*’Sudanese lessons for Nigeria on terror’
Sudan Ambassador, Dr. Tagelsir Mahgoub Ali, speaks on the lessons for Nigeria from his country’s insurgency
By Victoria Ojeme
I will like to know the role of Sudan in the arrest of the Nyanya bomb blast suspect?
Sudan learnt from Nigeria that one of the people involved in the explosions was in Sudan. So the security personnel in Sudan started the search for the suspect and arrested him. Arrangements are on, through the Interpol, to hand the suspect over to Nigeria.
What are the steps Sudan is taking to make sure insurgents in Nigeria don’t flee to Sudan?
In the embassy, whoever comes for visa, we do necessary checks through our security department to make sure they don’t have connection with terrorist organisations. In Sudan, the African Islamic University is an international institution with students from all over the world studying there; we never had such incidence before where a student was involved in terror.
The suspect apparently sneaked into the country because we checked and found that he didn’t go through this embassy. We learnt that he has a British passport and he might have used the passport to sneak into Sudan.
Our security people were very alert when they got the informationfrom Nigeria; they immediately took action and I think that is very important to show Nigeria that we will not allow such “person to walk free in Sudan.
What is Sudan doing to ensure such thing doesn’t happen again?
We check visa application forms here. If applicants claim to be going to Sudan for studies, we make sure they get admission from the university first and while they are there the university checks to make sure they don’t get involved in terror activities.
How is Sudan collaborating on terror intelligence with Nigeria?
Well, this is between the intelligence organisations of both countries, they have been talking to each other. I am sure they are planning to meet to see ways they can put an end to terror.
Let me take you back to Sudan. South Sudan gained independence two years ago. There was a report where Sudan president said South Sudan might come back to join Sudan. How true is that statement?
Despite the fact that South Sudan was granted self determination, we still feel that there are some common things we share. There are many Sudanese people in the South and there are so many people from the South in Sudan.
Therefore, the President said we look forward to these people coming back for reunion and the reunion can take different shapes; it could be one government, it could be a confederal setting whereby there are two states under one architecture;
we think that is quite possible and we look forward to the southerners sorting out their problems because the stability of the South means the stability of Sudan and of course these problems can easily affect the countries around them; that is why we appeal to the people to intervene in the situation in the South so that people can come back to their senses and start rebuilding their country.
We hope this recent arrangement made by the Panel of Eminent Persons in Addis-Ababa to patch the relationships between Sudan and the government of South Sudan, in which they identified areas whereby some sort of strategic relationship can take place because we have got about 10 border states, can play a role in stabilizing the North and South and creating economic and social relationships, etc; it is very difficult to break those ties.

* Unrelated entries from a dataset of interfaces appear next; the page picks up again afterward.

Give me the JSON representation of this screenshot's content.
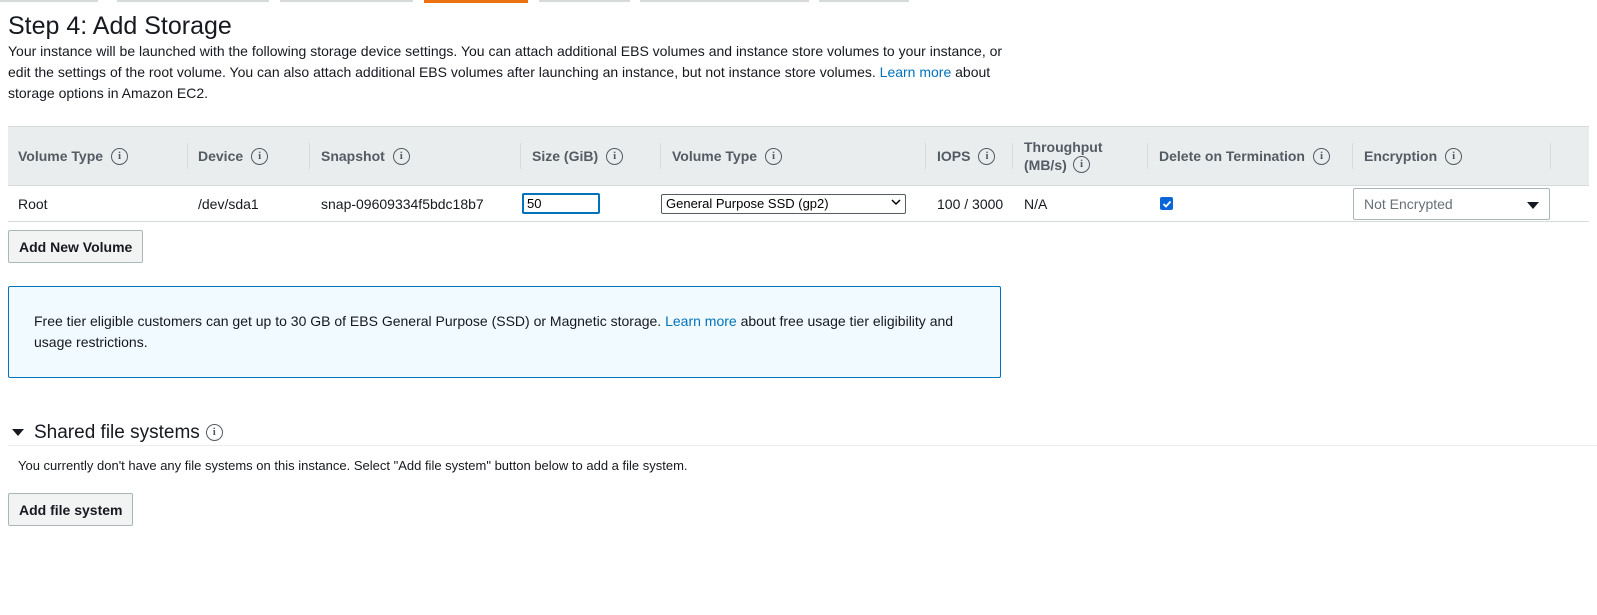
{
  "page": {
    "title": "Step 4: Add Storage",
    "intro_text": "Your instance will be launched with the following storage device settings. You can attach additional EBS volumes and instance store volumes to your instance, or edit the settings of the root volume. You can also attach additional EBS volumes after launching an instance, but not instance store volumes.",
    "intro_link": "Learn more",
    "intro_suffix": "about storage options in Amazon EC2."
  },
  "table": {
    "headers": {
      "volume_type": "Volume Type",
      "device": "Device",
      "snapshot": "Snapshot",
      "size": "Size (GiB)",
      "ebs_volume_type": "Volume Type",
      "iops": "IOPS",
      "throughput": "Throughput (MB/s)",
      "delete_on_termination": "Delete on Termination",
      "encryption": "Encryption"
    },
    "row": {
      "volume_type": "Root",
      "device": "/dev/sda1",
      "snapshot": "snap-09609334f5bdc18b7",
      "size": "50",
      "ebs_volume_type": "General Purpose SSD (gp2)",
      "iops": "100 / 3000",
      "throughput": "N/A",
      "delete_on_termination": true,
      "encryption": "Not Encrypted"
    }
  },
  "buttons": {
    "add_volume": "Add New Volume",
    "add_file_system": "Add file system"
  },
  "notice": {
    "text": "Free tier eligible customers can get up to 30 GB of EBS General Purpose (SSD) or Magnetic storage.",
    "link": "Learn more",
    "suffix": "about free usage tier eligibility and usage restrictions."
  },
  "shared_fs": {
    "title": "Shared file systems",
    "description": "You currently don't have any file systems on this instance. Select \"Add file system\" button below to add a file system."
  },
  "icons": {
    "info": "info-icon",
    "collapse": "caret-down-icon",
    "dropdown": "caret-down-icon",
    "checkbox": "check-icon"
  },
  "colors": {
    "accent": "#ec7211",
    "link": "#0073bb",
    "notice_bg": "#f1faff",
    "checkbox": "#0a66d8"
  }
}
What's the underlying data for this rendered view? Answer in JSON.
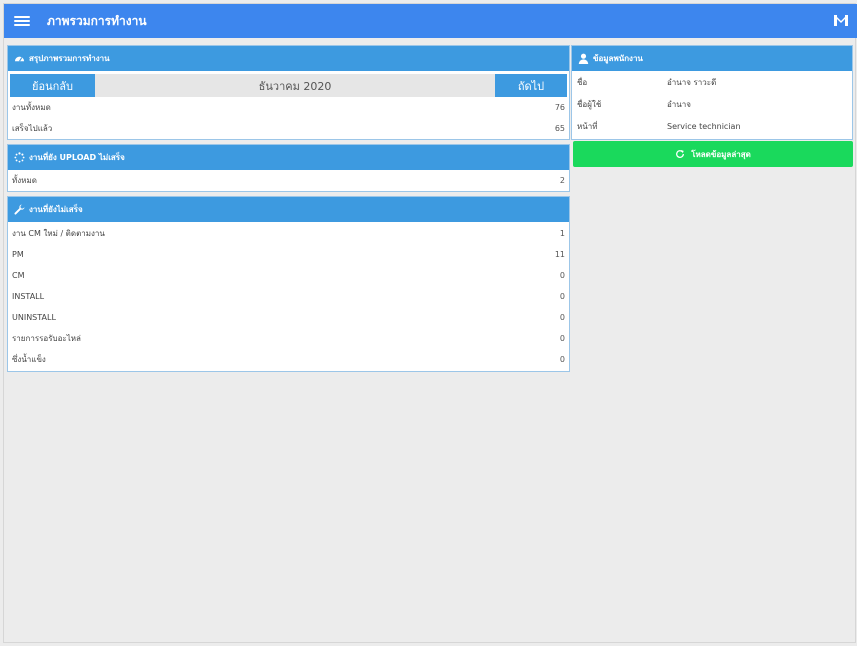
{
  "header": {
    "title": "ภาพรวมการทำงาน",
    "menu_icon": "hamburger-icon",
    "right_icon": "logo-icon"
  },
  "summary": {
    "title": "สรุปภาพรวมการทำงาน",
    "prev_label": "ย้อนกลับ",
    "month": "ธันวาคม 2020",
    "next_label": "ถัดไป",
    "rows": [
      {
        "label": "งานทั้งหมด",
        "value": "76"
      },
      {
        "label": "เสร็จไปแล้ว",
        "value": "65"
      }
    ]
  },
  "upload": {
    "title": "งานที่ยัง UPLOAD ไม่เสร็จ",
    "rows": [
      {
        "label": "ทั้งหมด",
        "value": "2"
      }
    ]
  },
  "pending": {
    "title": "งานที่ยังไม่เสร็จ",
    "rows": [
      {
        "label": "งาน CM ใหม่ / ติดตามงาน",
        "value": "1"
      },
      {
        "label": "PM",
        "value": "11"
      },
      {
        "label": "CM",
        "value": "0"
      },
      {
        "label": "INSTALL",
        "value": "0"
      },
      {
        "label": "UNINSTALL",
        "value": "0"
      },
      {
        "label": "รายการรอรับอะไหล่",
        "value": "0"
      },
      {
        "label": "ซึ่งน้ำแข็ง",
        "value": "0"
      }
    ]
  },
  "employee": {
    "title": "ข้อมูลพนักงาน",
    "rows": [
      {
        "label": "ชื่อ",
        "value": "อำนาจ ราวะดี"
      },
      {
        "label": "ชื่อผู้ใช้",
        "value": "อำนาจ"
      },
      {
        "label": "หน้าที่",
        "value": "Service technician"
      }
    ]
  },
  "reload_label": "โหลดข้อมูลล่าสุด"
}
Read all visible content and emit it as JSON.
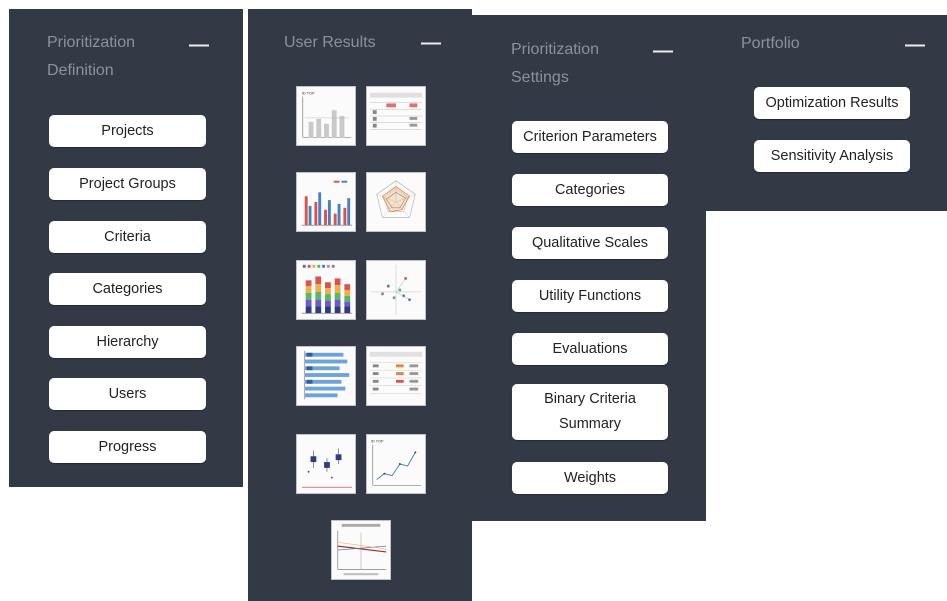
{
  "prioritization_definition": {
    "title_line1": "Prioritization",
    "title_line2": "Definition",
    "collapse": "—",
    "buttons": [
      "Projects",
      "Project Groups",
      "Criteria",
      "Categories",
      "Hierarchy",
      "Users",
      "Progress"
    ]
  },
  "user_results": {
    "title": "User Results",
    "collapse": "—",
    "thumbnails": [
      "bar-chart-icon",
      "table-icon",
      "grouped-bar-chart-icon",
      "radar-chart-icon",
      "stacked-bar-chart-icon",
      "scatter-plot-icon",
      "horizontal-bar-chart-icon",
      "data-table-icon",
      "box-plot-icon",
      "line-chart-icon",
      "sensitivity-line-chart-icon"
    ]
  },
  "prioritization_settings": {
    "title_line1": "Prioritization",
    "title_line2": "Settings",
    "collapse": "—",
    "buttons": [
      "Criterion Parameters",
      "Categories",
      "Qualitative Scales",
      "Utility Functions",
      "Evaluations"
    ],
    "binary_line1": "Binary Criteria",
    "binary_line2": "Summary",
    "weights": "Weights"
  },
  "portfolio": {
    "title": "Portfolio",
    "collapse": "—",
    "buttons": [
      "Optimization Results",
      "Sensitivity Analysis"
    ]
  },
  "colors": {
    "panel_bg": "#333a45",
    "title_text": "#8c929b",
    "button_bg": "#ffffff"
  }
}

If you go to the Southern Sudan channel, you will find them speaking Arabic. That shows the depth of the relationship between the North and South and that’s why we feel that there may come a time when these people will want to re establish the relationship between Sudan and the government of South Sudan with a new sort of step up that can really help the two countries work together.
Do you see the South Sudanese President handling the crises in a better way?
What we are saying is that everybody is looking for a way where things could be handled well to stop all the conflicts going on in the South. Nigeria sent a delegation there, Sudan itself was there with the President trying to find a way to bring the people to some sort of reconciliation so that the South can think more in terms of development rather than raging conflicts.
Do you see the independence of South Sudan as coming too early?
That is their choice, you can’t decide whether it is early or not but we were against their choice at the beginning; we felt that unity was the key. It came out in the agreement between the North and the South; the option for unity, making unity attractive so that people can live together and stay in one country but that was a choice through referendum. But we said there may be so many problems if they went that way, but then that is their choice.
Let me bring you back to Nigeria. What will you tell the Federal Government on its handling of the Boko Haram insurgency?
We have gone through this in Sudan. For instance, we have had so many insurgencies; some are still going on. We did our best until we finally brought people to the negotiating table. That is what is solving the problem of South Sudan and the problem of Darfur. Negotiations are taking place in Addis Ababa; we are trying to resort to direct negotiations so that we can resolve outstanding problems.
Violence brings more violence because the more you become violence, the more you record violence. We hope that Nigeria will soon get over its insurgency because it is Nigerian citizens, those girls who have been abducted, people who died due to explosions that are paying the price.
How can people get to the root causes of the problem because sometimes if you judge from the symptoms, you will not solve the problem? You will need to go to the depth of the problem, what are the causes?
We have learnt that jumping to conclusions will not solve the problem, and don’t jump to alternatives and contingent actions. Look at preventive measures and the real causes and not the symptoms because, if you solve the problem in the wrong way, you will definitely encourage it to go on.